Food, Shelter and Clothing are considered basic human needs over thousands of years of human existence. Over time we have evolved into needing education and healthcare also as two additional basic human needs.
Ability to buy food, shelter and clothing as well as to pay for healthcare and education needs is essential for our survival. If we don’t have enough money to do so, our well being suffers.
Unfortunately, most Americans lack proper education and training to manage the basic financial needs and lack the knowledge needed to provide lifelong wellbeing for themselves and their families.

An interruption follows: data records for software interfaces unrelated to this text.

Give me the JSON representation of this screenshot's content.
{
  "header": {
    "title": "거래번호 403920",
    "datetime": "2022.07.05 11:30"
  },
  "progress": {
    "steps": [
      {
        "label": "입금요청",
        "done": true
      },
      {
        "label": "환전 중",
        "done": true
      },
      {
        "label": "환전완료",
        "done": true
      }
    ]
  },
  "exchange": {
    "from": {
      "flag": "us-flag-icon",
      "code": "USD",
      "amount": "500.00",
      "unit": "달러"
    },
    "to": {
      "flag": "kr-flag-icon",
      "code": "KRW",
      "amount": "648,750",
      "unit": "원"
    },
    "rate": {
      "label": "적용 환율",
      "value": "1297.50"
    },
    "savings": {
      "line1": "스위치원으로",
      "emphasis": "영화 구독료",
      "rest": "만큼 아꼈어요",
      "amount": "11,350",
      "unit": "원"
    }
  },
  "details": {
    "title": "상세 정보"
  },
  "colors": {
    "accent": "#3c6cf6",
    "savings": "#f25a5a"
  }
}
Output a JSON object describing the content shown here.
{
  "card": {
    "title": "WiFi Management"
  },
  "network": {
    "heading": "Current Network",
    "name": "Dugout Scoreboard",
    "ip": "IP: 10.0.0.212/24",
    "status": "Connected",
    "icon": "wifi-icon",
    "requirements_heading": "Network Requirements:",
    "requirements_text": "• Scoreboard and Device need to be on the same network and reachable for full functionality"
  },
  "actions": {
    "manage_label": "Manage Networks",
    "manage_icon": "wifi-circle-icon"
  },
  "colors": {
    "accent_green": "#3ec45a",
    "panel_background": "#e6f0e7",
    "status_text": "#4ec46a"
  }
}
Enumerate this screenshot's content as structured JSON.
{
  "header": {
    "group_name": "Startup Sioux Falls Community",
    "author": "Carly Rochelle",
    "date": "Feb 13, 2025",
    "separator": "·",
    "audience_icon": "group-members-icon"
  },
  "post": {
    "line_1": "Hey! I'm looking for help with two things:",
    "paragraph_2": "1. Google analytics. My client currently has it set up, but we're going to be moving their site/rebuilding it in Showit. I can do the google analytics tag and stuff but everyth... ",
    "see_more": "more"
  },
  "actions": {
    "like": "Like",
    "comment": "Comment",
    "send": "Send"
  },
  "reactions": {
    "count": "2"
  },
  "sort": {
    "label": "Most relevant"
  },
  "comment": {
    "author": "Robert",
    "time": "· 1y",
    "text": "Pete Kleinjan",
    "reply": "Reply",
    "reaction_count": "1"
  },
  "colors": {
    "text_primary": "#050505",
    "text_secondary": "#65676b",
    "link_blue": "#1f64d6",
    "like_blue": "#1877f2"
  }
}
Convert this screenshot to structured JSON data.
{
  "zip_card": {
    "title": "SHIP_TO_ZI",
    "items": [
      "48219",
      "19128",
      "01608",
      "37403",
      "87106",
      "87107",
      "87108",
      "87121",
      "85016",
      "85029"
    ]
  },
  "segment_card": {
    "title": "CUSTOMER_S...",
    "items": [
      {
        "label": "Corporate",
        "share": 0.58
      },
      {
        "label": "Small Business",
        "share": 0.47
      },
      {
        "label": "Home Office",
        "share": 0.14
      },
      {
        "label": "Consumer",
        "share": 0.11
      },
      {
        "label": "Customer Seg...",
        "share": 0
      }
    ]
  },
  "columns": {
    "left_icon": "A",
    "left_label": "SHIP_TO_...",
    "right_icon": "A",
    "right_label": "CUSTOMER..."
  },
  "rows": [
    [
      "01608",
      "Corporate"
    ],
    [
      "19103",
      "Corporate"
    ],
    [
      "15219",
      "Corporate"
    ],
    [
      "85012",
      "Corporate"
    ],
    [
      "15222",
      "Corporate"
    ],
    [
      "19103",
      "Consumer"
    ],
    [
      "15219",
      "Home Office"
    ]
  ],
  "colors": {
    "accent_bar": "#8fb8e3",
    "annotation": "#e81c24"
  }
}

Here are quotes from Time Magazines on the extent of the problem. “A number of surveys illustrate the extent of the problem, showing that a substantial proportion of American population fail the basic financial literacy tests. In a study conducted by fellows of the TIAA-CREF Institute, Americans over 50 were asked three questions. To answer them correctly, they needed to understand interest rates, the effects of inflation, and the concept of risk diversification. Only one-third of the respondents were able to correctly answer all three questions.”
“The problem is likely to become worse as Generations X and Y head into middle age: A recent survey from the Financial Industry Regulatory Authority (FINRA) found that young Americans were less likely to be financially capable than older Americans. However, that’s hardly surprising. Even though financial decision-making is more complex today than ever before, 26 states have no financial literacy requirements at all in their K-12 education systems. Only four states mandate that students take a personal finance class in high school.” “Minorities, along with women, have some of the lowest financial literacy rates in the nation”. “People who have a lower degree of financial literacy tend to borrow more, accumulate less wealth, and pay more in fees for financial products. They are less likely to invest, more likely to have trouble with debt, and less likely to know the terms of their mortgages and other loans.”
Financial education must start early. Like reading and math, financial education must become part of the core curriculum in our schools. Likewise, parents should engage in regular, constructive conversations about money matters to give kids a solid foundation for financial well being. Teaching our kids to be financially savvy is a gift – one that will keep on giving throughout the course of their lives. Help your children develop positive financial habits and teaching them early!
Author: Bala Joshi